App and web page records:
• • • • • • •

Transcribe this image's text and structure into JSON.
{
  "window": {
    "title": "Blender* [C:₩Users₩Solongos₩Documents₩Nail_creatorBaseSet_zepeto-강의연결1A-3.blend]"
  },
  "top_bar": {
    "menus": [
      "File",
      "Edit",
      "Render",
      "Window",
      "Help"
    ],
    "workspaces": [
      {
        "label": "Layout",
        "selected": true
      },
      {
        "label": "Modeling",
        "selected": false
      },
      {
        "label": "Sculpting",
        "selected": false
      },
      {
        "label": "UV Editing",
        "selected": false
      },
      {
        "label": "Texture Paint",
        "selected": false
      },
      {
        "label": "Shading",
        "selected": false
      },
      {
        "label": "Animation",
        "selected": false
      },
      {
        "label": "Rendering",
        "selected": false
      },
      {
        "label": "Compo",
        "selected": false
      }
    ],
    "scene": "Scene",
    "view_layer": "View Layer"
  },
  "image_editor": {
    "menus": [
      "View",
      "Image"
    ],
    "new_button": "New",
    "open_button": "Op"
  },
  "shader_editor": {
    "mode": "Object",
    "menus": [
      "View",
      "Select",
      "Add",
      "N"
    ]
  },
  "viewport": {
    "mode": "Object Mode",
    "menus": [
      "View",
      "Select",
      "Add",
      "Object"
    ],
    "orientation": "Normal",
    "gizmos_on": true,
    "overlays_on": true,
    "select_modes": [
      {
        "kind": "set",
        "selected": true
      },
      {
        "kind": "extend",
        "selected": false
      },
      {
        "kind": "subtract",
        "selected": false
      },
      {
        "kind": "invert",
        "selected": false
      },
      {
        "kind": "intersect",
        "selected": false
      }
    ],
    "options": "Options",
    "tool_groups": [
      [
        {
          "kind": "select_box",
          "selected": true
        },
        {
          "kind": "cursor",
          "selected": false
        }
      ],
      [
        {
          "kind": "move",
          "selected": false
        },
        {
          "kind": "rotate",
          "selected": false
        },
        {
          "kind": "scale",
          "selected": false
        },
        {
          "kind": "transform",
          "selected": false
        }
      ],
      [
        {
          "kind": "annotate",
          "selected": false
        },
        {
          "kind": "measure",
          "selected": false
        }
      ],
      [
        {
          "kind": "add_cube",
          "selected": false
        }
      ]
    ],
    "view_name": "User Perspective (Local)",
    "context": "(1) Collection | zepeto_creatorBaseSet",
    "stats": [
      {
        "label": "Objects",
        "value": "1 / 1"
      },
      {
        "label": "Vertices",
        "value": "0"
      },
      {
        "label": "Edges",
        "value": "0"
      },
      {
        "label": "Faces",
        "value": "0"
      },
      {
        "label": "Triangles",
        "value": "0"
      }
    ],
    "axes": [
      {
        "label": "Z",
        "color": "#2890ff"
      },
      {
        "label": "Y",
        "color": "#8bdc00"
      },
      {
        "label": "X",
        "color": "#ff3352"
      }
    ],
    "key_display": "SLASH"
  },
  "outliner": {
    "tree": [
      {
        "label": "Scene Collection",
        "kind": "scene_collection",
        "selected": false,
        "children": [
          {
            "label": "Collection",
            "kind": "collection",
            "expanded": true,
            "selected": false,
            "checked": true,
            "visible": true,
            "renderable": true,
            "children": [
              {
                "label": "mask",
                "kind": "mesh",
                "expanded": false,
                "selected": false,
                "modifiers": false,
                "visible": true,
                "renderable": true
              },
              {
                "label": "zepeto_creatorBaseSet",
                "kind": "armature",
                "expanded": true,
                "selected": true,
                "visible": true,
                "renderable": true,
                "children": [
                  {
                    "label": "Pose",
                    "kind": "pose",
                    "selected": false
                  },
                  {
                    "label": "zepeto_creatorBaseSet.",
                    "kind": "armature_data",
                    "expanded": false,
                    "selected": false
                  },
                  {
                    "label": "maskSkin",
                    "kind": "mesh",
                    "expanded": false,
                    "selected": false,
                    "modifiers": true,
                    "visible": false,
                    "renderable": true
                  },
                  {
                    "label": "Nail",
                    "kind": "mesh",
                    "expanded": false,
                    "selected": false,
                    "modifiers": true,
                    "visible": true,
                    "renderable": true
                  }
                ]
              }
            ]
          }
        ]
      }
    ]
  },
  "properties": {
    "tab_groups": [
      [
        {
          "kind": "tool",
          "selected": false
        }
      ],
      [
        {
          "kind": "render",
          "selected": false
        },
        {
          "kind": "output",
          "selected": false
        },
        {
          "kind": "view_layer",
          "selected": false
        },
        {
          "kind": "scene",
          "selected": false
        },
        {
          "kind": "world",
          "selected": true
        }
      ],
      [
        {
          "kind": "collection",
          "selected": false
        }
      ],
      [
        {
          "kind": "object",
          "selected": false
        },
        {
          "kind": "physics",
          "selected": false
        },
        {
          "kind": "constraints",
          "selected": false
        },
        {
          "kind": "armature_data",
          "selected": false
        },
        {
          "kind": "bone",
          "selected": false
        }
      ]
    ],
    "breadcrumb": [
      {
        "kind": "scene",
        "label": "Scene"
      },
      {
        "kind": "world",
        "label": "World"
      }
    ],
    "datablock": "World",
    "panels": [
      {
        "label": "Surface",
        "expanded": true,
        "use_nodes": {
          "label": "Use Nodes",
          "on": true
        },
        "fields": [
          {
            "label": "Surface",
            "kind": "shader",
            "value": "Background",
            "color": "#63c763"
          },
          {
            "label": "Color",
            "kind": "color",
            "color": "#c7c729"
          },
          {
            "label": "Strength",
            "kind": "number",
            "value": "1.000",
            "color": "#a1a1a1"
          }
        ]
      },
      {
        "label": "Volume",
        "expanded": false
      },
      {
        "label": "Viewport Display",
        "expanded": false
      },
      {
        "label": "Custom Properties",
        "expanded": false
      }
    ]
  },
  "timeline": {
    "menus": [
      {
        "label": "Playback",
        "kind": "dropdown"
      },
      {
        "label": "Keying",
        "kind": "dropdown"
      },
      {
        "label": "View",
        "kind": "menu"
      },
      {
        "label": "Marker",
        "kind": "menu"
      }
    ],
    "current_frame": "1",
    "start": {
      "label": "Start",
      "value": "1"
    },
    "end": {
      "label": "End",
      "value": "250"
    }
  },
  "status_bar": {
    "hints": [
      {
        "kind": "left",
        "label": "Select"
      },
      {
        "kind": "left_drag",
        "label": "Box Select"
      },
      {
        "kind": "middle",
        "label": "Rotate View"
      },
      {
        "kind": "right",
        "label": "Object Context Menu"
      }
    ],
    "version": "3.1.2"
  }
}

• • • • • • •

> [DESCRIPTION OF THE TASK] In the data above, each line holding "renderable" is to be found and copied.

> [TASK RESULT]
            "renderable": true,
                "renderable": true
                "renderable": true,
                    "renderable": true
                    "renderable": true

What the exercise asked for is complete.